My first experience hearing a Josh Jennings performance was a tribute song to an old car he didn’t want to sell. The vehicle contained memories in each dent and on the old radio from times he drove it through farm fields with a new love at his side.
“Oh, I’m drivin’ farther than I’ve ever drove away…”
Jennings, of Neosho, is a prolific songwriter and draws inspiration for his lyrics through his own personal life, painting a verbal portrait of a moment in time. Miracles, tragedies, everyday occurrences all provide fodder for the lyrics that Jennings spills from some magic well deep inside his soul.
“Each song is like a page from my journal,” he said. “Personal experiences, good or bad, are the basis of each song. When people ask me what happened in my life to inspire this song or set of lyrics, I turn it around and ask them what the song means to them, because that’s the important thing – how it resonates in their own life.”
Jennings, a self-taught musician, has been writing songs for about 15 years, but it wasn’t until he teamed up with Bob Alexander, of Pierce City, that the music and lyrics jelled into a cohesive sound, and within a matter of weeks, the duo was booked at Joplin’s hot spot, the Kitchen Pass.
Word of their unique Americana sound soon spread through the musical community and they found themselves booked again and again by clubs, such as JB’s Piano Bar, Webb City’s Farmers Market, Patton Alley Pub in Springfield and Undercliff Restaurant in Joplin, where fans were requesting performances.
“It’s nice to be able to play some of these venues and get our music out to a new audience,” Jennings said.
Their combination of flat-picking and finger-picking styles mesh into an energetic, down home sound that runs through their brain even when the mics are shut down and the lights turned off. Occasionally, the duo is accompanied Kris Hurt on upright bass.
Catchy lyrics seep into the soul and each listener finds his own message.
“It’s been so long since I have found the certain kind of love that comes once in your life,
“But it’s lost in time tonight.”
Jennings and Alexander initially met on the banks of Shoal Creek at a “coyote camp” near Jolly Mill, in Newton County, where musicians gather for regular jam sessions.
“It’s a party place for musicians to jam,” said Alexander. “We met last fall when a friend of mine introduced me to Josh. After awhile, we broke off from the main group and played together, developing a connection and within a few months nailed down this sound that has become something special.”
Before the two had practiced together long, they went to Ozark Syndicate Records, a recording studio in Granby, and laid down what they thought were going to be demo tracks for a future CD. Studio owner, Terry Weaver, tweaked the mix and then uploaded the songs to such sites as Spotify, ReverbNation , iTunes and Amazon.
“We did everything backwards,” Alexander said, “but it has worked for us.

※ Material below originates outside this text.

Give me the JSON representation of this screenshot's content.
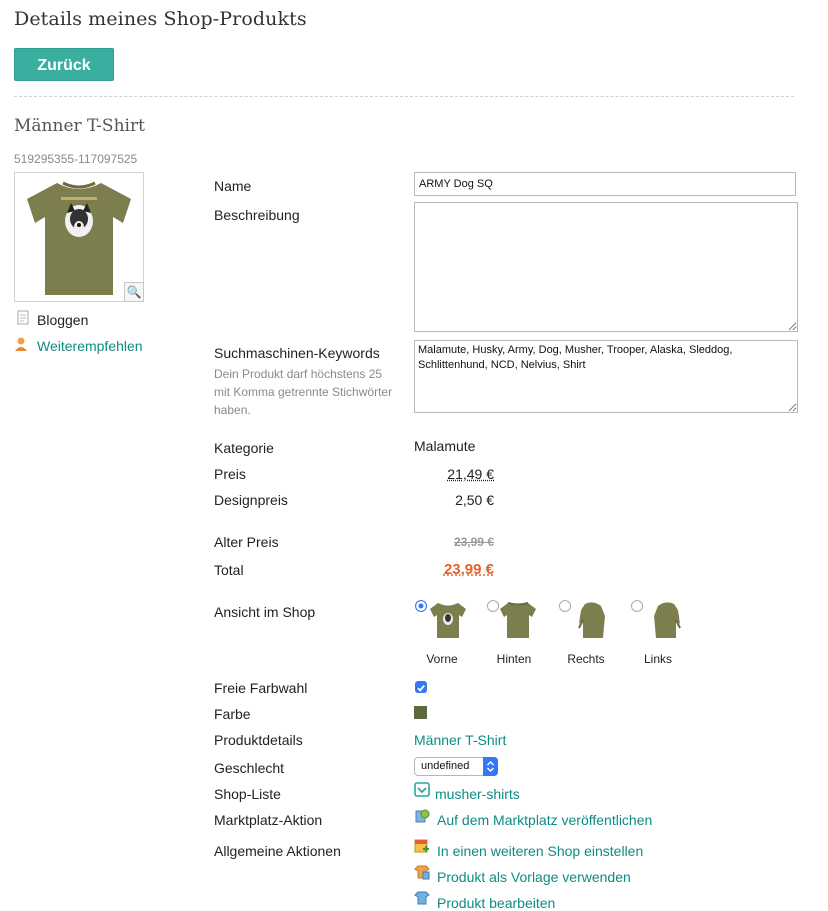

“Josh is such an amazing songwriter,” Alexander continued. “That’s what makes performing with him so much fun.
“He’s even taken a couple of song I have written and worked on them, and brought them into the style we’ve developed and made them better. Hearing someone else, like No Apparent Reason, another local band, covering your song, wow. That’s cool.”
The band plays all original music, opting not to cover other artists’ work, and today’s digital technology, getting the musical compilations out into the public’s ear is much easier than 10 years ago.
“The world of the independent artist has really opened up,” Weaver said. “Technology has given the opportunity for the average singer/songwriter to get their stuff out into the world. Ten or 15 years ago, that wouldn’t have happened. You’d have to be backed by a major label.”
“We’re excited about the doors that are opening to us,” added Alexander.
The bulk of song downloads from the Internet have so far tracked in the four-state region.
“After that, they are being heard in California and Florida,” Alexander said. “What’s amazing is they’re being heard in Japan, Australia, the Netherlands and Israel as well.”
“That could change,” added Weaver. “You never know. They may submit material to South by Southwest or Austin, Texas, and have their work showcased.”
The duo has also been chosen to play on Pandora, a free Internet radio program that allows users to craft their own libraries of musical interests.
So far, the duo is managing most of the particulars concerning their careers themselves, but it’s getting more difficult as their booking schedule fills.
“It’s hard to find time to write,” Jennings said.
“Managing all of the Internet stuff is time consuming, too,” added Alexander. “Making phone calls, sending e-mails. Promoting and booking is a new challenge for me. Terry has given us a lot of pointers, but we still don’t have enough time.
“And playing is really what we do,” Alexander said. “I love to play. When you get out and play in front of an audience, it’s like building a racecar and finally getting it on the track. The audience elevates you.
“When we’re being booked to perform three or four times a week, it’s becoming apparent that this could become real,” Alexander said.